This was the first time since my diagnosis that I had ever felt the stigma of being HIV positive to that degree. A very painful experience. One that stays with me.

Summer 2012 The Voice auditions were happening in NY. I was determined to pursue my dream of singing and attend the auditions. The question was what would I say if they asked me about my health issues. I decided I would not tell them ... Although Jamar Rogers had been on The Voice and even disclosed on the show I still didn't feel comfortable. Even Jamar didn't tell the producers initially so I figured I wouldn't either. So I continued with auditions. I didn't make it on the show but it was a great experience.

January 31, 2013, I was given an AIDS diagnosis. I'm a 25-year-old single father living with AIDS. I still felt healthy, I still look healthy, and after antiretrovirals my CD4% went back above the bar for an AIDS diagnosis. Yet I will always be categorized as someone living with AIDS. This has not bothered me one bit. Now I am more determined to show the world that MY STATUS DOES NOT DETERMINE MY DESTINY!!

So I started taking vocal lessons and increasing my singing and learning who I am as an artist. This May The X Factor USA will be holding auditions here in Denver, CO, and I will definitely be there. This time I WILL disclose without fear of rejection. The world needs to be educated on HIV/AIDS and learn the correct ways of transmission. Simply being on a TV show is not a means of transmission.

Even if I don't make it past the auditions I want everyone reading this to never give up on your dream. Your status does not define who you are and it does not limit you on what you can achieve. Chase your dreams!!! When you want it more than you are afraid of it then you will reach success!!

A big Thank You to Jamar Rogers for his bravery!!! I would LOVE to have a conversation with him in the near future!!

Send Jermaine an email.

Get email notifications every time this blog is updated.

See Also
Ten Things You Can Do to Enhance Your Emotional Well-Being
Depression and HIV
Feeling Good Again: Mental Healthcare Works!
More Personal Viewpoints on Coping With HIV

 

Add Your Comment:
(Please note: Your name and comment will be public, and may even show up in
Internet search results. Be careful when providing personal information! Before
adding your comment, please read TheBody.com's Comment Policy.)

Your Name:


Your Location:

(ex: San Francisco, CA)

Your Comment:

Characters remaining:
BLOG:
PozLyfe09: Raw Talk on Life With HIV

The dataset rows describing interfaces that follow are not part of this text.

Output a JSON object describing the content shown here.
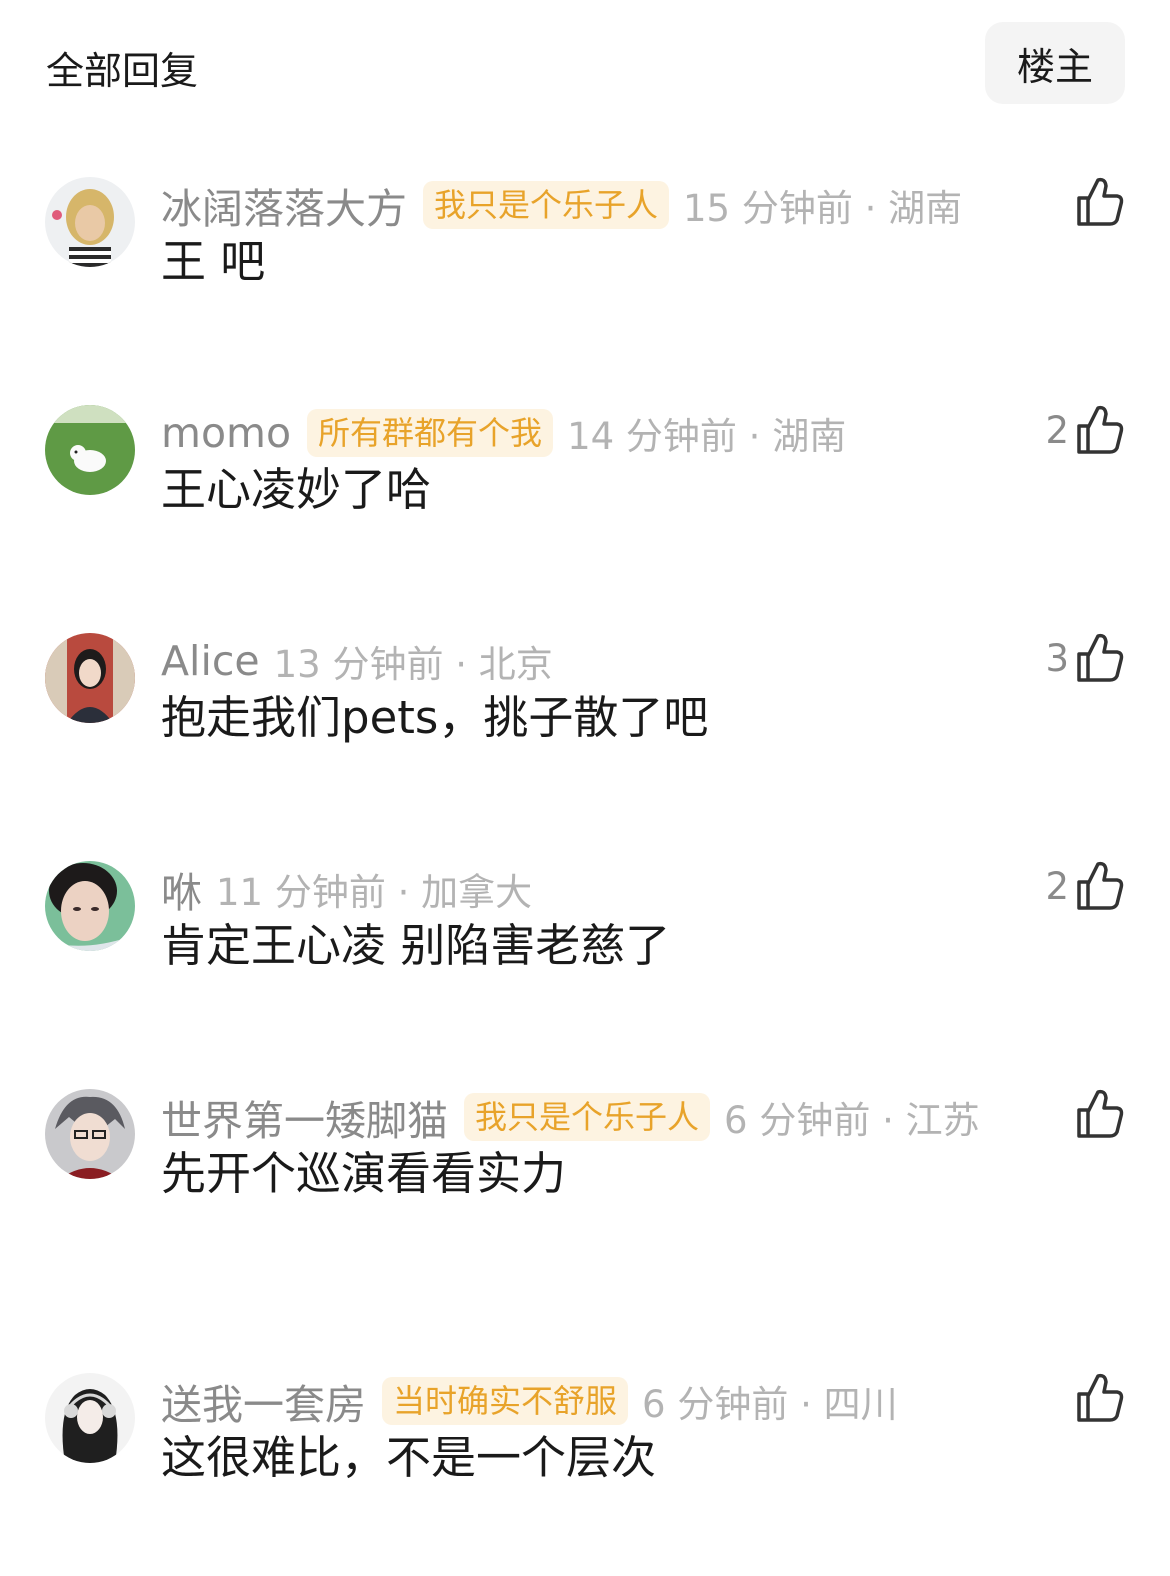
{
  "header": {
    "title": "全部回复",
    "filter_label": "楼主"
  },
  "comments": [
    {
      "username": "冰阔落落大方",
      "badge": "我只是个乐子人",
      "time_location": "15 分钟前 · 湖南",
      "text": "王 吧",
      "likes": "",
      "avatar": "blonde-character-avatar"
    },
    {
      "username": "momo",
      "badge": "所有群都有个我",
      "time_location": "14 分钟前 · 湖南",
      "text": "王心凌妙了哈",
      "likes": "2",
      "avatar": "dog-on-grass-avatar"
    },
    {
      "username": "Alice",
      "badge": "",
      "time_location": "13 分钟前 · 北京",
      "text": "抱走我们pets，挑子散了吧",
      "likes": "3",
      "avatar": "girl-portrait-avatar"
    },
    {
      "username": "咻",
      "badge": "",
      "time_location": "11 分钟前 · 加拿大",
      "text": "肯定王心凌 别陷害老慈了",
      "likes": "2",
      "avatar": "face-closeup-avatar"
    },
    {
      "username": "世界第一矮脚猫",
      "badge": "我只是个乐子人",
      "time_location": "6 分钟前 · 江苏",
      "text": "先开个巡演看看实力",
      "likes": "",
      "avatar": "anime-glasses-avatar"
    },
    {
      "username": "送我一套房",
      "badge": "当时确实不舒服",
      "time_location": "6 分钟前 · 四川",
      "text": "这很难比，不是一个层次",
      "likes": "",
      "avatar": "headphone-girl-avatar"
    }
  ],
  "colors": {
    "badge_bg": "#fdf3e1",
    "badge_text": "#e8a32a",
    "meta_text": "#b3b3b3",
    "username_text": "#8a8a8a"
  }
}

Jermaine Wright

Jermaine Wright

Jermaine Wright is a young, black, bisexual father of five who is also living with HIV. Following a period of service in the Army he is now at the Community AIDS Resource and Education Services of Southwest Michigan (CARES) where he promotes Mr. Friendly, a prevention tool used to raise awareness of the stigma associated with HIV. His mission is to reach out to other young black people living with HIV in a safe manner via his YouTube channel, PozLyfe09. For many youth, this is the only place they can go to discuss and share about living with HIV with someone who is open about his status and sexuality. Topics of his videos include: disclosure, dating, fathering a child post HIV diagnosis, passing on the virus, barebacking while HIV positive and more.

Speaking engagements: Jermaine Wright is available to speak to groups. Contact Jermaine about speaking at your organization or event!

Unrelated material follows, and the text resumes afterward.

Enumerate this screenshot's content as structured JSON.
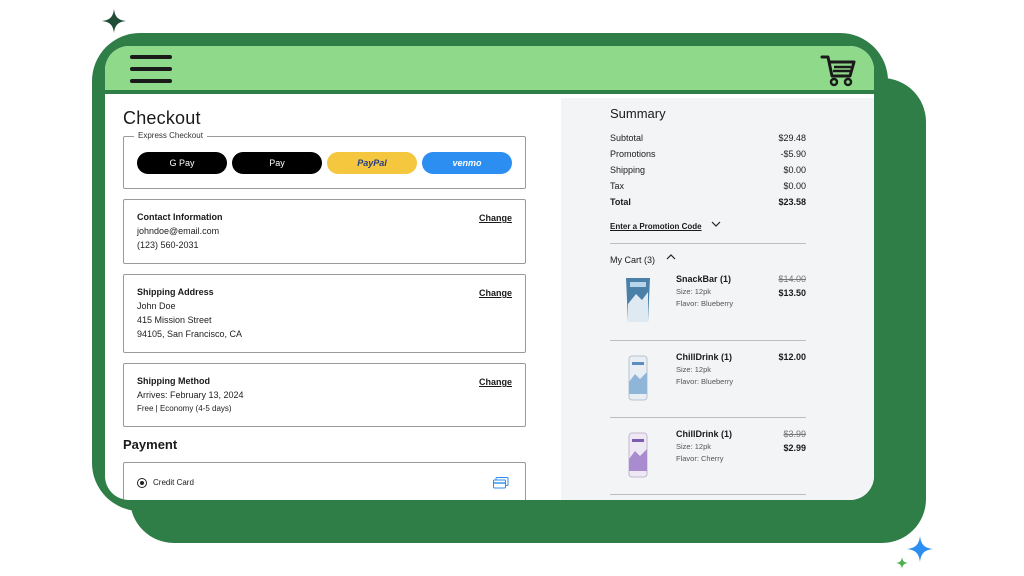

Visit Jermaine's Web site

Check out PozLyfe09 on YouTube


Subscribe to Jermaine's Blog:

Subscribe by RSSBy RSS ?

Subscribe by Email


Recent Posts:


View All Posts


A Brief Disclaimer:

The opinions expressed by TheBody.com's bloggers are entirely their own, and do not necessarily reflect the views of TheBody.com itself.

Advertisement